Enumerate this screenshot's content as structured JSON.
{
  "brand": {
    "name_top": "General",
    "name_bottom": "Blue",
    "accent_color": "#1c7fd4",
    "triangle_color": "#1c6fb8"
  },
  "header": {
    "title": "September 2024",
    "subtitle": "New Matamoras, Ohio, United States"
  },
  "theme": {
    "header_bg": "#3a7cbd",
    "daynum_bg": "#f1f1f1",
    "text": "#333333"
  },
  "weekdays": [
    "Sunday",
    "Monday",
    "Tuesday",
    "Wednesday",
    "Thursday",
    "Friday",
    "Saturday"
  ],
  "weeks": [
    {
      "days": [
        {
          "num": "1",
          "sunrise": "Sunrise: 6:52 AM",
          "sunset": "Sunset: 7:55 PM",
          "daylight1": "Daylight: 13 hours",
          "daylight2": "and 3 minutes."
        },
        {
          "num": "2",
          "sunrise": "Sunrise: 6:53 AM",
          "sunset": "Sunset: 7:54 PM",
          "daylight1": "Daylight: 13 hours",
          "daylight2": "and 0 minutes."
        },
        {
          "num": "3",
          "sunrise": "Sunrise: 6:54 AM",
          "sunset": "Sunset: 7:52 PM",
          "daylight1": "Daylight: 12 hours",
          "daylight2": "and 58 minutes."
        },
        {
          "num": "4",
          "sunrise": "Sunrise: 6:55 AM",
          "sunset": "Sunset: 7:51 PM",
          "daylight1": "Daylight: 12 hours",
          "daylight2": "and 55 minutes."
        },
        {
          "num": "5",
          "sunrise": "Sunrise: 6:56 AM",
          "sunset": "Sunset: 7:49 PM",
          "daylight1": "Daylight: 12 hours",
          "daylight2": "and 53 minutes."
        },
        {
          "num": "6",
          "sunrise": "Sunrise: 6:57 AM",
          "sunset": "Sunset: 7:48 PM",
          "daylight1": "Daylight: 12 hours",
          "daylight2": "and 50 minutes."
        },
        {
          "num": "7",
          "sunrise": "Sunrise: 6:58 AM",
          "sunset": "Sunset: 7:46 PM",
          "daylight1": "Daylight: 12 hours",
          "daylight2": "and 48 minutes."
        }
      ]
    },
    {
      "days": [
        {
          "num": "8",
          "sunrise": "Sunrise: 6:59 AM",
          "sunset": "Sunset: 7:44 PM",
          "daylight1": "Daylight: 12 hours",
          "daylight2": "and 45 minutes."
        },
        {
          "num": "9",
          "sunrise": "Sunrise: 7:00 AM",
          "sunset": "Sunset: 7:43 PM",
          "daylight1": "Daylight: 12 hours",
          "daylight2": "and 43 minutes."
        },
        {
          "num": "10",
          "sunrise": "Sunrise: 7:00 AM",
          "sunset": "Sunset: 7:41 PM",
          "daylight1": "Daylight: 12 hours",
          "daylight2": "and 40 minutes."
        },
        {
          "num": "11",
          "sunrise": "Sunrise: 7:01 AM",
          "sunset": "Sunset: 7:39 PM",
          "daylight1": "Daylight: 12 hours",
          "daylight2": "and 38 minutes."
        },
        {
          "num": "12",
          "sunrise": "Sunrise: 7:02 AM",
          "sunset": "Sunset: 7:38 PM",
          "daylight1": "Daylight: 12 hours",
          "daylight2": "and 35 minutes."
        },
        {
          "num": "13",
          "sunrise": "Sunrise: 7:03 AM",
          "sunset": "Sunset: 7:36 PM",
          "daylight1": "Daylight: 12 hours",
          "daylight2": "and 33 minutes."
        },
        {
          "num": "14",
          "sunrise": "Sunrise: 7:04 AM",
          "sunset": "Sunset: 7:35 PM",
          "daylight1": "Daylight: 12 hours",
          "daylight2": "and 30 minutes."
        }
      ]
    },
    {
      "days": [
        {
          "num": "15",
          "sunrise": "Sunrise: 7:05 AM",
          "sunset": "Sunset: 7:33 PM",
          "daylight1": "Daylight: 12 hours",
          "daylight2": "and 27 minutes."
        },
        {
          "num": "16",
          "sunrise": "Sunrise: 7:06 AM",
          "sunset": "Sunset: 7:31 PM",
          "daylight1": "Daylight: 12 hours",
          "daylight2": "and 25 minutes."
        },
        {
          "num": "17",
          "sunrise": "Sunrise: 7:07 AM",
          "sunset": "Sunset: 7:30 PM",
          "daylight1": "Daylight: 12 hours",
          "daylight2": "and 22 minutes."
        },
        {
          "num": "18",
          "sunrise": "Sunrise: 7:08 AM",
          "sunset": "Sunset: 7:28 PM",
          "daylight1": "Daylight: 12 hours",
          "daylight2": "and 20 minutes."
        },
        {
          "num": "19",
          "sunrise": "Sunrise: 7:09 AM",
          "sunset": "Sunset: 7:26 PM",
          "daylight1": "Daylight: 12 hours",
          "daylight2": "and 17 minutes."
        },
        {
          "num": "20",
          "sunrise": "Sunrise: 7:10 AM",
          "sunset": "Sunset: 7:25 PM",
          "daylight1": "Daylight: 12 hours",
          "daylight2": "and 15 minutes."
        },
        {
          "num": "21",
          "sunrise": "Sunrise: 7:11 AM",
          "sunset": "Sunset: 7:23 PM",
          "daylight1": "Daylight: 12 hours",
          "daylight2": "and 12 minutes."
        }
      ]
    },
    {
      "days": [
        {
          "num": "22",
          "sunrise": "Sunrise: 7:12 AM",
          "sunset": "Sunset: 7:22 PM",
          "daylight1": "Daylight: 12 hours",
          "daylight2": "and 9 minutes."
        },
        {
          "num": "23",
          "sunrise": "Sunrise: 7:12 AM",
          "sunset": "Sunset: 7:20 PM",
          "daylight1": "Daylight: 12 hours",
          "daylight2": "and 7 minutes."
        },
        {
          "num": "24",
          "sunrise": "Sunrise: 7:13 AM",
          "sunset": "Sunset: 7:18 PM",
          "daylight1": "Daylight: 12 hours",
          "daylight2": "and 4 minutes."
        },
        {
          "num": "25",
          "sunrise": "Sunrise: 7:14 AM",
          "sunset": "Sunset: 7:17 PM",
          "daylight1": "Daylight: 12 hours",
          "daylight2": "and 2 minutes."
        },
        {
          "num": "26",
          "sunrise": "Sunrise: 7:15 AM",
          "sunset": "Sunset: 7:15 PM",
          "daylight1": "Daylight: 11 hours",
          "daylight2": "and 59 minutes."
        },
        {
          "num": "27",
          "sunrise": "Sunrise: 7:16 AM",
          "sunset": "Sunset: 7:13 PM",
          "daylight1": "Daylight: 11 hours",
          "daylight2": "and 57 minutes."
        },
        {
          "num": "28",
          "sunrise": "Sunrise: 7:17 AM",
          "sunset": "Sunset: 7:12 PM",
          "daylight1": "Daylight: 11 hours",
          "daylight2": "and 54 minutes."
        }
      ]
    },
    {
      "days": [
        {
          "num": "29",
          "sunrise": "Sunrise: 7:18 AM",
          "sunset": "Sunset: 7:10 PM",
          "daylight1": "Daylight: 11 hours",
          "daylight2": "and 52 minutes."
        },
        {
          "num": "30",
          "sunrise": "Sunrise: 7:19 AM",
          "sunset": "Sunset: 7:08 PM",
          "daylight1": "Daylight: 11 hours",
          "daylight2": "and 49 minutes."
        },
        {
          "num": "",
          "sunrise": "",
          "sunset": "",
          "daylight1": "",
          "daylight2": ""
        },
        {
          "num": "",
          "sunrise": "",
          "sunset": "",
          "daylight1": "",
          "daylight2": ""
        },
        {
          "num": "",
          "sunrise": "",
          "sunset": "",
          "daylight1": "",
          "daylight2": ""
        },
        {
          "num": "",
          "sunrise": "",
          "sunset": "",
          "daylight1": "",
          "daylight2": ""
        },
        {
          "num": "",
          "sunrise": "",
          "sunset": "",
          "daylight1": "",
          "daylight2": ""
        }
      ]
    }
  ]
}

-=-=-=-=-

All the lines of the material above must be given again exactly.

Enumerate this screenshot's content as structured JSON.
{
  "brand": {
    "name_top": "General",
    "name_bottom": "Blue",
    "accent_color": "#1c7fd4",
    "triangle_color": "#1c6fb8"
  },
  "header": {
    "title": "September 2024",
    "subtitle": "New Matamoras, Ohio, United States"
  },
  "theme": {
    "header_bg": "#3a7cbd",
    "daynum_bg": "#f1f1f1",
    "text": "#333333"
  },
  "weekdays": [
    "Sunday",
    "Monday",
    "Tuesday",
    "Wednesday",
    "Thursday",
    "Friday",
    "Saturday"
  ],
  "weeks": [
    {
      "days": [
        {
          "num": "1",
          "sunrise": "Sunrise: 6:52 AM",
          "sunset": "Sunset: 7:55 PM",
          "daylight1": "Daylight: 13 hours",
          "daylight2": "and 3 minutes."
        },
        {
          "num": "2",
          "sunrise": "Sunrise: 6:53 AM",
          "sunset": "Sunset: 7:54 PM",
          "daylight1": "Daylight: 13 hours",
          "daylight2": "and 0 minutes."
        },
        {
          "num": "3",
          "sunrise": "Sunrise: 6:54 AM",
          "sunset": "Sunset: 7:52 PM",
          "daylight1": "Daylight: 12 hours",
          "daylight2": "and 58 minutes."
        },
        {
          "num": "4",
          "sunrise": "Sunrise: 6:55 AM",
          "sunset": "Sunset: 7:51 PM",
          "daylight1": "Daylight: 12 hours",
          "daylight2": "and 55 minutes."
        },
        {
          "num": "5",
          "sunrise": "Sunrise: 6:56 AM",
          "sunset": "Sunset: 7:49 PM",
          "daylight1": "Daylight: 12 hours",
          "daylight2": "and 53 minutes."
        },
        {
          "num": "6",
          "sunrise": "Sunrise: 6:57 AM",
          "sunset": "Sunset: 7:48 PM",
          "daylight1": "Daylight: 12 hours",
          "daylight2": "and 50 minutes."
        },
        {
          "num": "7",
          "sunrise": "Sunrise: 6:58 AM",
          "sunset": "Sunset: 7:46 PM",
          "daylight1": "Daylight: 12 hours",
          "daylight2": "and 48 minutes."
        }
      ]
    },
    {
      "days": [
        {
          "num": "8",
          "sunrise": "Sunrise: 6:59 AM",
          "sunset": "Sunset: 7:44 PM",
          "daylight1": "Daylight: 12 hours",
          "daylight2": "and 45 minutes."
        },
        {
          "num": "9",
          "sunrise": "Sunrise: 7:00 AM",
          "sunset": "Sunset: 7:43 PM",
          "daylight1": "Daylight: 12 hours",
          "daylight2": "and 43 minutes."
        },
        {
          "num": "10",
          "sunrise": "Sunrise: 7:00 AM",
          "sunset": "Sunset: 7:41 PM",
          "daylight1": "Daylight: 12 hours",
          "daylight2": "and 40 minutes."
        },
        {
          "num": "11",
          "sunrise": "Sunrise: 7:01 AM",
          "sunset": "Sunset: 7:39 PM",
          "daylight1": "Daylight: 12 hours",
          "daylight2": "and 38 minutes."
        },
        {
          "num": "12",
          "sunrise": "Sunrise: 7:02 AM",
          "sunset": "Sunset: 7:38 PM",
          "daylight1": "Daylight: 12 hours",
          "daylight2": "and 35 minutes."
        },
        {
          "num": "13",
          "sunrise": "Sunrise: 7:03 AM",
          "sunset": "Sunset: 7:36 PM",
          "daylight1": "Daylight: 12 hours",
          "daylight2": "and 33 minutes."
        },
        {
          "num": "14",
          "sunrise": "Sunrise: 7:04 AM",
          "sunset": "Sunset: 7:35 PM",
          "daylight1": "Daylight: 12 hours",
          "daylight2": "and 30 minutes."
        }
      ]
    },
    {
      "days": [
        {
          "num": "15",
          "sunrise": "Sunrise: 7:05 AM",
          "sunset": "Sunset: 7:33 PM",
          "daylight1": "Daylight: 12 hours",
          "daylight2": "and 27 minutes."
        },
        {
          "num": "16",
          "sunrise": "Sunrise: 7:06 AM",
          "sunset": "Sunset: 7:31 PM",
          "daylight1": "Daylight: 12 hours",
          "daylight2": "and 25 minutes."
        },
        {
          "num": "17",
          "sunrise": "Sunrise: 7:07 AM",
          "sunset": "Sunset: 7:30 PM",
          "daylight1": "Daylight: 12 hours",
          "daylight2": "and 22 minutes."
        },
        {
          "num": "18",
          "sunrise": "Sunrise: 7:08 AM",
          "sunset": "Sunset: 7:28 PM",
          "daylight1": "Daylight: 12 hours",
          "daylight2": "and 20 minutes."
        },
        {
          "num": "19",
          "sunrise": "Sunrise: 7:09 AM",
          "sunset": "Sunset: 7:26 PM",
          "daylight1": "Daylight: 12 hours",
          "daylight2": "and 17 minutes."
        },
        {
          "num": "20",
          "sunrise": "Sunrise: 7:10 AM",
          "sunset": "Sunset: 7:25 PM",
          "daylight1": "Daylight: 12 hours",
          "daylight2": "and 15 minutes."
        },
        {
          "num": "21",
          "sunrise": "Sunrise: 7:11 AM",
          "sunset": "Sunset: 7:23 PM",
          "daylight1": "Daylight: 12 hours",
          "daylight2": "and 12 minutes."
        }
      ]
    },
    {
      "days": [
        {
          "num": "22",
          "sunrise": "Sunrise: 7:12 AM",
          "sunset": "Sunset: 7:22 PM",
          "daylight1": "Daylight: 12 hours",
          "daylight2": "and 9 minutes."
        },
        {
          "num": "23",
          "sunrise": "Sunrise: 7:12 AM",
          "sunset": "Sunset: 7:20 PM",
          "daylight1": "Daylight: 12 hours",
          "daylight2": "and 7 minutes."
        },
        {
          "num": "24",
          "sunrise": "Sunrise: 7:13 AM",
          "sunset": "Sunset: 7:18 PM",
          "daylight1": "Daylight: 12 hours",
          "daylight2": "and 4 minutes."
        },
        {
          "num": "25",
          "sunrise": "Sunrise: 7:14 AM",
          "sunset": "Sunset: 7:17 PM",
          "daylight1": "Daylight: 12 hours",
          "daylight2": "and 2 minutes."
        },
        {
          "num": "26",
          "sunrise": "Sunrise: 7:15 AM",
          "sunset": "Sunset: 7:15 PM",
          "daylight1": "Daylight: 11 hours",
          "daylight2": "and 59 minutes."
        },
        {
          "num": "27",
          "sunrise": "Sunrise: 7:16 AM",
          "sunset": "Sunset: 7:13 PM",
          "daylight1": "Daylight: 11 hours",
          "daylight2": "and 57 minutes."
        },
        {
          "num": "28",
          "sunrise": "Sunrise: 7:17 AM",
          "sunset": "Sunset: 7:12 PM",
          "daylight1": "Daylight: 11 hours",
          "daylight2": "and 54 minutes."
        }
      ]
    },
    {
      "days": [
        {
          "num": "29",
          "sunrise": "Sunrise: 7:18 AM",
          "sunset": "Sunset: 7:10 PM",
          "daylight1": "Daylight: 11 hours",
          "daylight2": "and 52 minutes."
        },
        {
          "num": "30",
          "sunrise": "Sunrise: 7:19 AM",
          "sunset": "Sunset: 7:08 PM",
          "daylight1": "Daylight: 11 hours",
          "daylight2": "and 49 minutes."
        },
        {
          "num": "",
          "sunrise": "",
          "sunset": "",
          "daylight1": "",
          "daylight2": ""
        },
        {
          "num": "",
          "sunrise": "",
          "sunset": "",
          "daylight1": "",
          "daylight2": ""
        },
        {
          "num": "",
          "sunrise": "",
          "sunset": "",
          "daylight1": "",
          "daylight2": ""
        },
        {
          "num": "",
          "sunrise": "",
          "sunset": "",
          "daylight1": "",
          "daylight2": ""
        },
        {
          "num": "",
          "sunrise": "",
          "sunset": "",
          "daylight1": "",
          "daylight2": ""
        }
      ]
    }
  ]
}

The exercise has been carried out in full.